Mr. Shortliffe's report doesn't draw attention to this aspect of the survey, choosing instead to stress the 55 per cent of respondents with a positive or very positive impression of the NCC, mostly influenced by such things as bike paths, the Rideau Canal and Canada Day. When it comes to complaints about the NCC, such as its delay in developing the LeBreton Flats and the Daly sites, Mr. Shortliffe suggests (unconvincingly) that these problems are perceptual, not real.
But that's not the most disappointing aspect of his report. Mr. Shortliffe was hired "to comment on the NCC in relation to the new local municipal structures," yet for the most part he ignores the new realities created by an amalgamated city of Ottawa.

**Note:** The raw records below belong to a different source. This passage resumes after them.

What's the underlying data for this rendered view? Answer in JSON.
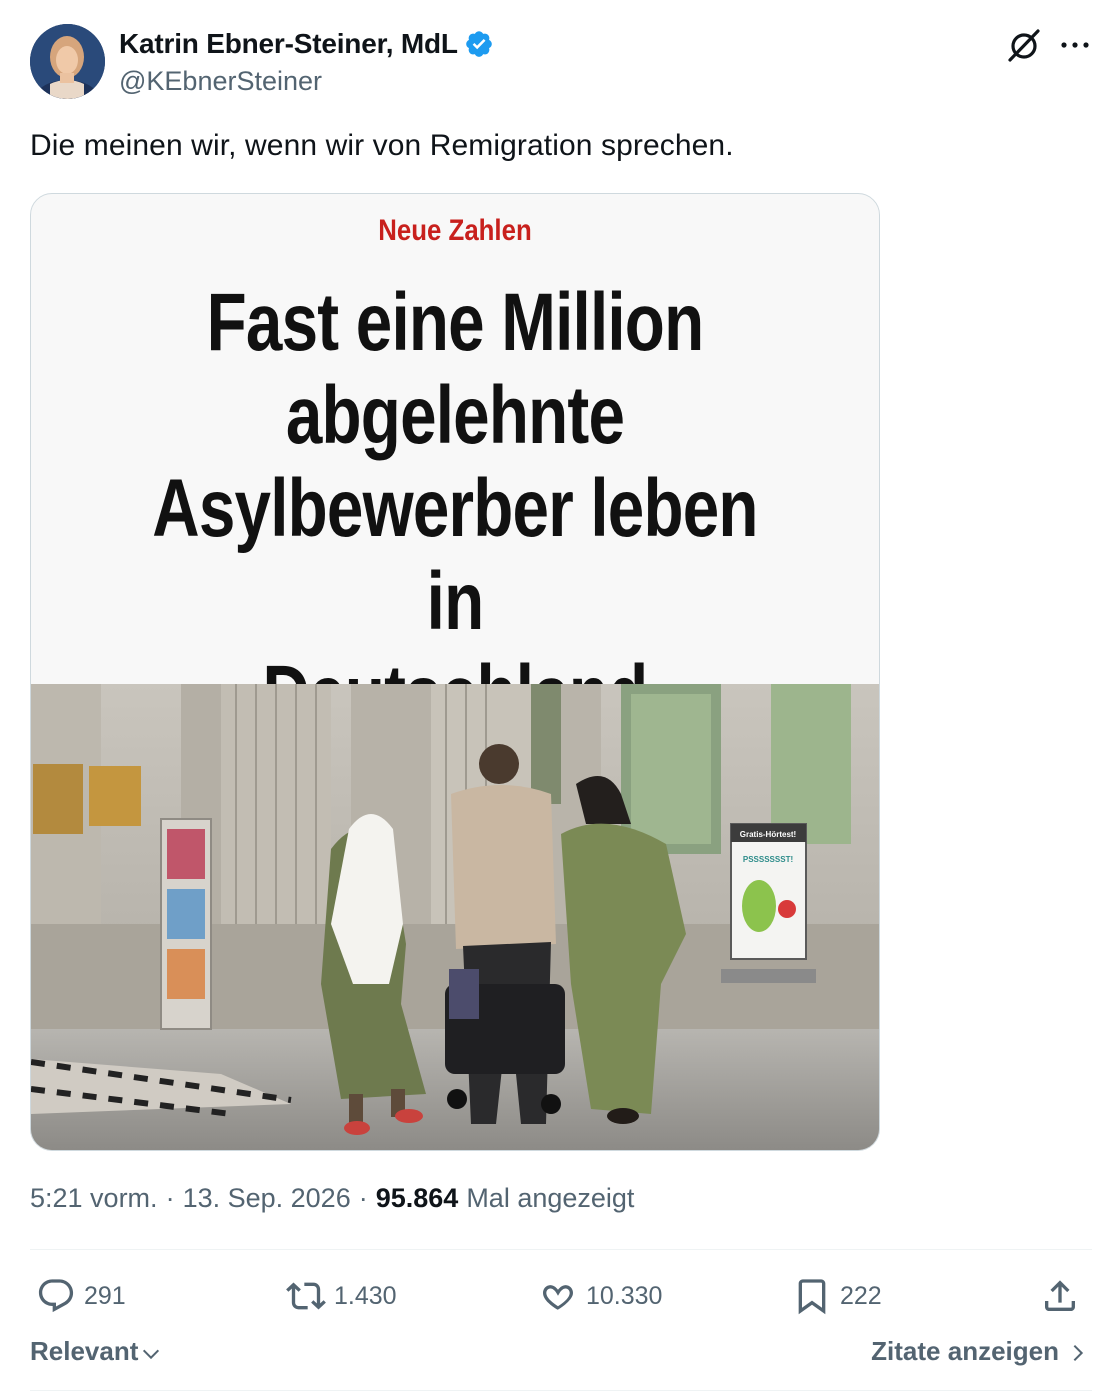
{
  "author": {
    "name": "Katrin Ebner-Steiner, MdL",
    "handle": "@KEbnerSteiner"
  },
  "tweet": {
    "text": "Die meinen wir, wenn wir von Remigration sprechen."
  },
  "media": {
    "kicker": "Neue Zahlen",
    "headline_lines": [
      "Fast eine Million",
      "abgelehnte",
      "Asylbewerber leben in",
      "Deutschland"
    ],
    "photo_sign_title": "Gratis-Hörtest!",
    "photo_sign_text": "PSSSSSSST!"
  },
  "meta": {
    "time": "5:21 vorm.",
    "date": "13. Sep. 2026",
    "views_count": "95.864",
    "views_label": "Mal angezeigt",
    "separator": "·"
  },
  "actions": {
    "replies": "291",
    "reposts": "1.430",
    "likes": "10.330",
    "bookmarks": "222"
  },
  "footer": {
    "sort_label": "Relevant",
    "quotes_label": "Zitate anzeigen"
  },
  "colors": {
    "verified": "#1d9bf0",
    "secondary_text": "#536471",
    "kicker_red": "#c8201d"
  },
  "icons": [
    "verified-badge-icon",
    "grok-icon",
    "more-icon",
    "reply-icon",
    "repost-icon",
    "like-icon",
    "bookmark-icon",
    "share-icon",
    "chevron-down-icon",
    "chevron-right-icon"
  ]
}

When he does acknowledge them -- noting that Ottawa will have a single municipal authority with well-developed planning capabilities and a "vision" for the future that might differ from that of the NCC -- he quickly rejects any suggestion that the new city (or the Outaouais Urban Community) should have a seat on the NCC's board of directors, even though such a move was supported by more than 90 per cent of the people he surveyed, as well as by most area politicians.
His recommendation that Ottawa's mayor and the Outaouais regional chairman be part of a "Planning Advisory Committee" falls well short of real consultation or influence. The committee's advice will not be binding on the NCC. Nor will local residents and politicians know how the board reaches its decisions, since it will continue to meet in private.
Messrs. Beaudry and Shortliffe may think an advisory committee and an annual general meeting - this one open to the public - will reduce distrust of the NCC and somehow make it more accountable. We think they're wrong.
No question of that.
Citizen: Shortliffe's short shrift [10 Dec 2000]